Output all records exactly, with no images.
= = = = = = =
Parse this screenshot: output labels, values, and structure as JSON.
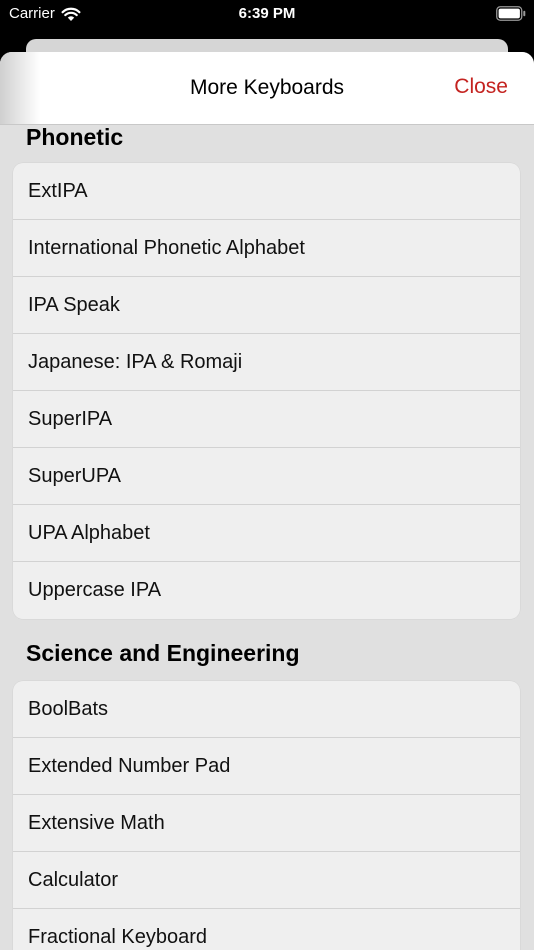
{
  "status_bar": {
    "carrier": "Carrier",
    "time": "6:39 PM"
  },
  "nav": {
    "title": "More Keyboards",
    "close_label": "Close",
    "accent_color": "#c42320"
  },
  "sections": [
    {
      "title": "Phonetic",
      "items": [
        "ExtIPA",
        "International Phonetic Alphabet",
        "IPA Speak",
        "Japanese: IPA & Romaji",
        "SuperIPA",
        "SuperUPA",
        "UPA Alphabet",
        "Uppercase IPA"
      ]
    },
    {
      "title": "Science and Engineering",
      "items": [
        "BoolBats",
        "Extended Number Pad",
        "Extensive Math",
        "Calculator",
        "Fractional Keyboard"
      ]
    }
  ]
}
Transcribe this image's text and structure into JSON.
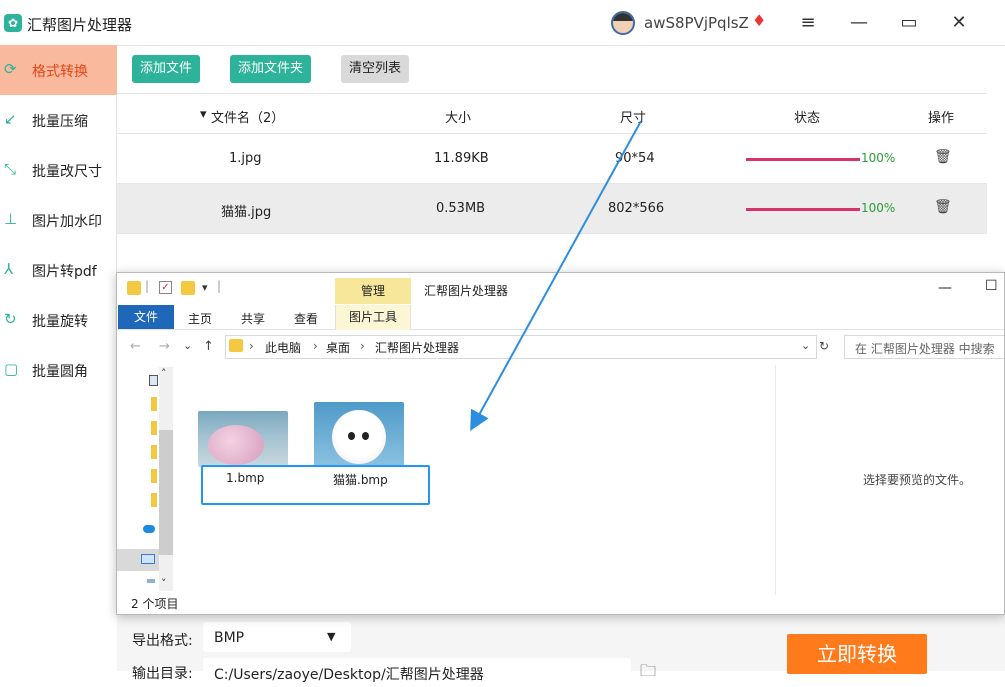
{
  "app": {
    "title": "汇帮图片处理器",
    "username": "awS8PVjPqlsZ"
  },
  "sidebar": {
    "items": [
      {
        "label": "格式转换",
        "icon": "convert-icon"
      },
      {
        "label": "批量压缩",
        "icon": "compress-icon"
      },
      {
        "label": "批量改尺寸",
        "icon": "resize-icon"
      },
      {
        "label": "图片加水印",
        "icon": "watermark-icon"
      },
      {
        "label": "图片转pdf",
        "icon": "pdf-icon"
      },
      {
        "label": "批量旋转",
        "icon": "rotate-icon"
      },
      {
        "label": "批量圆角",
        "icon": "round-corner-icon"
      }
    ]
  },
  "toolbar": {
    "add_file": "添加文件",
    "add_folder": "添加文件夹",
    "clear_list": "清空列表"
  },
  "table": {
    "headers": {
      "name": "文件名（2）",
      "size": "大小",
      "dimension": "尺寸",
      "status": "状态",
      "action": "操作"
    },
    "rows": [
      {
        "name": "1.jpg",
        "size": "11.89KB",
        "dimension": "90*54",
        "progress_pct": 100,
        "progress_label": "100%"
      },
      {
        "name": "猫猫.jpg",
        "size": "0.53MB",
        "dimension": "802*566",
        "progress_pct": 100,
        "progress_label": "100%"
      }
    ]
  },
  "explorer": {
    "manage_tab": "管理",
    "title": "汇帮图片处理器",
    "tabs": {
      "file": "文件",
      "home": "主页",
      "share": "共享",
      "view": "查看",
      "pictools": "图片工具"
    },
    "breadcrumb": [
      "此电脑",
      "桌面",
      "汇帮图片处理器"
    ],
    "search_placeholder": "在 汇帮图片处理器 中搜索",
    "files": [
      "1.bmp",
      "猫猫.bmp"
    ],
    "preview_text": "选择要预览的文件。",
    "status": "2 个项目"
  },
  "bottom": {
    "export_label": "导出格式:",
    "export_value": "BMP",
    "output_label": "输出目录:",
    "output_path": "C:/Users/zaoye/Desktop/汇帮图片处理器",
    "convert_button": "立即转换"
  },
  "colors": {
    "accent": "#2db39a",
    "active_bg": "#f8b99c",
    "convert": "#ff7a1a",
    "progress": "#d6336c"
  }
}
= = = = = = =
• Answer space:
Parse this screenshot: output labels, values, and structure as JSON.
{
  "status_bar": {
    "carrier": "Carrier",
    "time": "6:39 PM"
  },
  "nav": {
    "title": "More Keyboards",
    "close_label": "Close",
    "accent_color": "#c42320"
  },
  "sections": [
    {
      "title": "Phonetic",
      "items": [
        "ExtIPA",
        "International Phonetic Alphabet",
        "IPA Speak",
        "Japanese: IPA & Romaji",
        "SuperIPA",
        "SuperUPA",
        "UPA Alphabet",
        "Uppercase IPA"
      ]
    },
    {
      "title": "Science and Engineering",
      "items": [
        "BoolBats",
        "Extended Number Pad",
        "Extensive Math",
        "Calculator",
        "Fractional Keyboard"
      ]
    }
  ]
}
Transcribe this image's text and structure into JSON.
{
  "app": {
    "title": "汇帮图片处理器",
    "username": "awS8PVjPqlsZ"
  },
  "sidebar": {
    "items": [
      {
        "label": "格式转换",
        "icon": "convert-icon"
      },
      {
        "label": "批量压缩",
        "icon": "compress-icon"
      },
      {
        "label": "批量改尺寸",
        "icon": "resize-icon"
      },
      {
        "label": "图片加水印",
        "icon": "watermark-icon"
      },
      {
        "label": "图片转pdf",
        "icon": "pdf-icon"
      },
      {
        "label": "批量旋转",
        "icon": "rotate-icon"
      },
      {
        "label": "批量圆角",
        "icon": "round-corner-icon"
      }
    ]
  },
  "toolbar": {
    "add_file": "添加文件",
    "add_folder": "添加文件夹",
    "clear_list": "清空列表"
  },
  "table": {
    "headers": {
      "name": "文件名（2）",
      "size": "大小",
      "dimension": "尺寸",
      "status": "状态",
      "action": "操作"
    },
    "rows": [
      {
        "name": "1.jpg",
        "size": "11.89KB",
        "dimension": "90*54",
        "progress_pct": 100,
        "progress_label": "100%"
      },
      {
        "name": "猫猫.jpg",
        "size": "0.53MB",
        "dimension": "802*566",
        "progress_pct": 100,
        "progress_label": "100%"
      }
    ]
  },
  "explorer": {
    "manage_tab": "管理",
    "title": "汇帮图片处理器",
    "tabs": {
      "file": "文件",
      "home": "主页",
      "share": "共享",
      "view": "查看",
      "pictools": "图片工具"
    },
    "breadcrumb": [
      "此电脑",
      "桌面",
      "汇帮图片处理器"
    ],
    "search_placeholder": "在 汇帮图片处理器 中搜索",
    "files": [
      "1.bmp",
      "猫猫.bmp"
    ],
    "preview_text": "选择要预览的文件。",
    "status": "2 个项目"
  },
  "bottom": {
    "export_label": "导出格式:",
    "export_value": "BMP",
    "output_label": "输出目录:",
    "output_path": "C:/Users/zaoye/Desktop/汇帮图片处理器",
    "convert_button": "立即转换"
  },
  "colors": {
    "accent": "#2db39a",
    "active_bg": "#f8b99c",
    "convert": "#ff7a1a",
    "progress": "#d6336c"
  }
}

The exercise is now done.